A dangerous journey in the "underworld" of Chongqing (17 photos)

A team of 15 professional cavers, cave explorers and photographers under the auspices of the Society of caves discoverers "Hong Meigu" went on a dangerous journey through uncharted corners of the cave systems Er Wang Dong and Sanvandun within Wulong County of Chongqing city under central authority. It is a world with its own climate, which was formed back in the Ordovician period (ended about 443, 4 ± 1, 5 million years ago). The length of the cave is 42 km, depth - 441 m. They are so huge that there are some clouds, waterfalls, rivers, never before fish and other organisms. The main entrance is located at a depth of 195 m in the sinkholes Niubitsi.

Below is a photo essay Robbie Sean from Manchester, who was one of those who went deep into China for the study of caves.





China. Wulong, Chongqing. The founder of the Society of caves discoverers "Hong Meigu" caver Erin Lynch leads Abromeyta Lars and the team to Niubitsi sinkholes, where the entrance to the cave system Er Wang Dong. (Robbie Shone / Caters News / ImagineChina)
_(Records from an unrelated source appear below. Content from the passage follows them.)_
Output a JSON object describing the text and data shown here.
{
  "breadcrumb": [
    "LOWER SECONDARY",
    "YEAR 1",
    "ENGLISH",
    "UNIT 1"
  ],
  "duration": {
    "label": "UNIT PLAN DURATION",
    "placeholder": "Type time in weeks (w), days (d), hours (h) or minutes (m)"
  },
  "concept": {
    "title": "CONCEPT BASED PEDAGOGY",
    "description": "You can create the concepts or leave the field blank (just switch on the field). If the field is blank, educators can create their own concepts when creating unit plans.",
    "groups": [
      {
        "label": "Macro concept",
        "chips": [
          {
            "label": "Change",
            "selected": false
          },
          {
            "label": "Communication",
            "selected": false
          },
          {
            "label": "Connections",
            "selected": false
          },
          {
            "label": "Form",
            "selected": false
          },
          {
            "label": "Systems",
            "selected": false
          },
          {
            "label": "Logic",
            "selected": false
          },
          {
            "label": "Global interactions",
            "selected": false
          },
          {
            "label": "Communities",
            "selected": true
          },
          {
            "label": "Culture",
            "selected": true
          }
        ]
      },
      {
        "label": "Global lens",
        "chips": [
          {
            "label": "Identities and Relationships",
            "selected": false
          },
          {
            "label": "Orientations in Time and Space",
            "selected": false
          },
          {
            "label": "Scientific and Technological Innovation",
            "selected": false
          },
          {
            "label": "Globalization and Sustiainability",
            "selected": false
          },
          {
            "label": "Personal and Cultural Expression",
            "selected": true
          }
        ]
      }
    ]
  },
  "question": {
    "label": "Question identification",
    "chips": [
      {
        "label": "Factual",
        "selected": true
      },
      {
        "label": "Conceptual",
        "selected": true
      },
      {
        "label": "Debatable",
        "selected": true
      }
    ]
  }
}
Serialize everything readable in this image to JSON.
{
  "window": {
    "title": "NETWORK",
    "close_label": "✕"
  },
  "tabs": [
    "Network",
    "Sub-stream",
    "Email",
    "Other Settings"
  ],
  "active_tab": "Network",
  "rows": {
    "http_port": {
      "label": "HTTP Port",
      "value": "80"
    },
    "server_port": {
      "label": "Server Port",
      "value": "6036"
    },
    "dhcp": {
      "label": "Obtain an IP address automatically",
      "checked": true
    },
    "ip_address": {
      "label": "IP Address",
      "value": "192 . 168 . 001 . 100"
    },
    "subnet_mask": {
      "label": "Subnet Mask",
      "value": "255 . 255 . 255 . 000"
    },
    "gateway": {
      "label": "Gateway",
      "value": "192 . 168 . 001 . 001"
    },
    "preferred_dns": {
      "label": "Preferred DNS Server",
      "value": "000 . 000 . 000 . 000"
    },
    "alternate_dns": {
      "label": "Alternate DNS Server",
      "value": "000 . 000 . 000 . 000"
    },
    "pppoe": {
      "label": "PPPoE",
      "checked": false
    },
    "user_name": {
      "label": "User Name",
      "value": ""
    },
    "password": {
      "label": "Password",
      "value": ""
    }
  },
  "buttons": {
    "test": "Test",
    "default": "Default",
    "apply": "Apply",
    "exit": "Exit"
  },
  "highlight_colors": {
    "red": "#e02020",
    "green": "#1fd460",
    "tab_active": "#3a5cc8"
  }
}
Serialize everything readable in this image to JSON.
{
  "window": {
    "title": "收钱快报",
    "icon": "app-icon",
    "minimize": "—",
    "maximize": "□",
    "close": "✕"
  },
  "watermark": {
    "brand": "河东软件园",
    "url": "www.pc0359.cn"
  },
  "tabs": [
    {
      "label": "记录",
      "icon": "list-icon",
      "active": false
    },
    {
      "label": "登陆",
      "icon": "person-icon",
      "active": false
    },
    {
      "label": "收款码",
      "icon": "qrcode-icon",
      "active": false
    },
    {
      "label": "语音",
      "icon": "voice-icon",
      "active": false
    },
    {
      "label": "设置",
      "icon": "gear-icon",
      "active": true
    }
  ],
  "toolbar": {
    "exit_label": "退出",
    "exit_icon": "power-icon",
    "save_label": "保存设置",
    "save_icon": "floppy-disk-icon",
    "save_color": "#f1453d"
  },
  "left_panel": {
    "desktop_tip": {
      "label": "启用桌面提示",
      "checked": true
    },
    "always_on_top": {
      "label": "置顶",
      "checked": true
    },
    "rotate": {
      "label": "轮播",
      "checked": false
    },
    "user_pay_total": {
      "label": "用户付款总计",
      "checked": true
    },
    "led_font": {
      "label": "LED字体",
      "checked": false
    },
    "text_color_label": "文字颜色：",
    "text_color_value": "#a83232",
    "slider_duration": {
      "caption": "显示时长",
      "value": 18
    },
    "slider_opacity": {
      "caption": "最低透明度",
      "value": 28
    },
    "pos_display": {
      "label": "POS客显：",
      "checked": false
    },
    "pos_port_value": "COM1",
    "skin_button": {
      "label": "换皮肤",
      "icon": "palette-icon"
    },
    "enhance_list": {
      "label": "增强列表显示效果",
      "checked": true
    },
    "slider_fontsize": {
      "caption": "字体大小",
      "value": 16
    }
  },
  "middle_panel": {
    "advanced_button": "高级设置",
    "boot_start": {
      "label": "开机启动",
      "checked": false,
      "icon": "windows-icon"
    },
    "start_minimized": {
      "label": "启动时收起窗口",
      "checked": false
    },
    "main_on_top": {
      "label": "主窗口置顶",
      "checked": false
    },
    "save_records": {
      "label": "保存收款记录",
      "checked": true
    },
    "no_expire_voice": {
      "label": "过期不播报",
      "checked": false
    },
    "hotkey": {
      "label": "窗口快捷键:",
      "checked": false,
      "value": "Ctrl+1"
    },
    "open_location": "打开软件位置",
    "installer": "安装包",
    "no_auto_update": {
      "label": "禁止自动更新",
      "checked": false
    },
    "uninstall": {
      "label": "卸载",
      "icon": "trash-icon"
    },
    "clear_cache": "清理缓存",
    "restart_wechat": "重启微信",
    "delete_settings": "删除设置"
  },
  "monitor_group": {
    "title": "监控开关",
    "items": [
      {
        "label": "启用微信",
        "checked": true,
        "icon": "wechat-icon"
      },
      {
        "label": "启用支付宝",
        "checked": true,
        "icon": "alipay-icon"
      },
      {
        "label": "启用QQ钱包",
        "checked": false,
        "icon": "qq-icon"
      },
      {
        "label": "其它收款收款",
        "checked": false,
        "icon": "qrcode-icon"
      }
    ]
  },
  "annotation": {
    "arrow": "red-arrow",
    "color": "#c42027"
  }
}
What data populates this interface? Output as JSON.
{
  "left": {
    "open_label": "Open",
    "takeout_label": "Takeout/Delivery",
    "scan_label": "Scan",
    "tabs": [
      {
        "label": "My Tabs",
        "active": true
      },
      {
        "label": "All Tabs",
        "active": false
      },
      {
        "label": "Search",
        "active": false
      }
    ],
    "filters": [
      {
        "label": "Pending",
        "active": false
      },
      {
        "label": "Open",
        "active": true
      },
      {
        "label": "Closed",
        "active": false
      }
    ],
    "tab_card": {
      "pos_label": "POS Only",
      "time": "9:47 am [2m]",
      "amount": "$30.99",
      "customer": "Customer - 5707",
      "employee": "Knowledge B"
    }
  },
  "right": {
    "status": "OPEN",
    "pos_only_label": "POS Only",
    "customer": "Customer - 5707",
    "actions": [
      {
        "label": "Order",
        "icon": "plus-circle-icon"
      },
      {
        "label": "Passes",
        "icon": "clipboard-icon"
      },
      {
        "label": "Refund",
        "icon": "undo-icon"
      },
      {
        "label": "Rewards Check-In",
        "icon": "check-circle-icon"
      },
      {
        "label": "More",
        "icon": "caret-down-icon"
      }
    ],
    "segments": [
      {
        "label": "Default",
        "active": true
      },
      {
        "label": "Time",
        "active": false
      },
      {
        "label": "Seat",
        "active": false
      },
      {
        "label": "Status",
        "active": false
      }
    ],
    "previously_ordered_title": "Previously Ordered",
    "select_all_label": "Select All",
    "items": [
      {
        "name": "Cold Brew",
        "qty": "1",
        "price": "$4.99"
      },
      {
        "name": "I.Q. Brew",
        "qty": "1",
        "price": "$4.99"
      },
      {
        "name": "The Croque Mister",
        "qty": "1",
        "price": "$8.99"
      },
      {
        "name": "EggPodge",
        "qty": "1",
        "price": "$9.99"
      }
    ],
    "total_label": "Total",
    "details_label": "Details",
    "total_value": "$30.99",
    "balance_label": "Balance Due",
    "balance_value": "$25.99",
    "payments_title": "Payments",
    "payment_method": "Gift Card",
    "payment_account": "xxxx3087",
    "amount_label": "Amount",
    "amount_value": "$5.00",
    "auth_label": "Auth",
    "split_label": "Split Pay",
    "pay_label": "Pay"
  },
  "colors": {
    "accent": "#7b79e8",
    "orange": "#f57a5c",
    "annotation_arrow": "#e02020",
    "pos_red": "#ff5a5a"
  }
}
China. Wulong, Chongqing. Duncan Collis rises on a small ledge overlooking the sinkholes Niubitsi. (Robbie Shone / Caters News / ImagineChina)




China. Wulong, Chongqing. Long vertical dip - the way to the caves. (Robbie Shone / Caters News / ImagineChina)




China. Wulong, Chongqing. Erin Lynch insurance checks before descending down into the black abyss. Behind the falls roaring waterfall, scattering spray and wind pumping. This is the entrance to the section of the "Queen of the Nile" cave system Sanvandun. (Robbie Shone / Caters News / ImagineChina)




China. Wulong, Chongqing. A huge cave system Sanvandun room - probably the biggest of its kind in the world. (Robbie Shone / Caters News / ImagineChina)



China. Wulong, Chongqing. Giant stalagmites at the foot of the slope rising to the next section of the cave system Sanvandun. (Robbie Shone / Caters News / ImagineChina)



China. Wulong, Chongqing. The spectacular natural relief on the ceiling of the cave. (Robbie Shone / Caters News / ImagineChina)



China. Wulong, Chongqing. Erin Lynch and Lars Abromeyt trying to wade through flood waters in the section "Queen of the Nile" cave Sanvandun. (Robbie Shone / Caters News / ImagineChina)



China. Wulong, Chongqing. Erin Lynch climbs the arch of the cave over an underground waterfall. (Robbie Shone / Caters News / ImagineChina)



China. Wulong, Chongqing. Swimming in the underground lake. (Robbie Shone / Caters News / ImagineChina)



China. Wulong, Chongqing. The colorless and eyeless fish. (Robbie Shone / Caters News / ImagineChina)



China. Wulong, Chongqing. Matt Ryan examines a giant stalagmite calcite. (Robbie Shone / Caters News / ImagineChina)



China. Wulong, Chongqing. Erin Lynch is struggling with the flow, one hand on the rope of salvation. (Robbie Shone / Caters News / ImagineChina)



China. Wulong, Chongqing. Duncan Collis and Matt Ryan are crawling through a narrow passage in the section "Where the wind blows" cave system Sanvandun. It is so named because of the strong air currents that carry with them the dust and sand. (Robbie Shone / Caters News / ImagineChina)



China. Wulong, Chongqing. Members of the expedition in the section "The troupe of dancing elephants" cave system Sanvandun. (Robbie Shone / Caters News / ImagineChina)



China. Wulong, Chongqing. The underground camp. (Robbie Shone / Caters News / ImagineChina)



China. Wulong, Chongqing. Way out. (Robbie Shone / Caters News / ImagineChina)

Tags

See also

New and interesting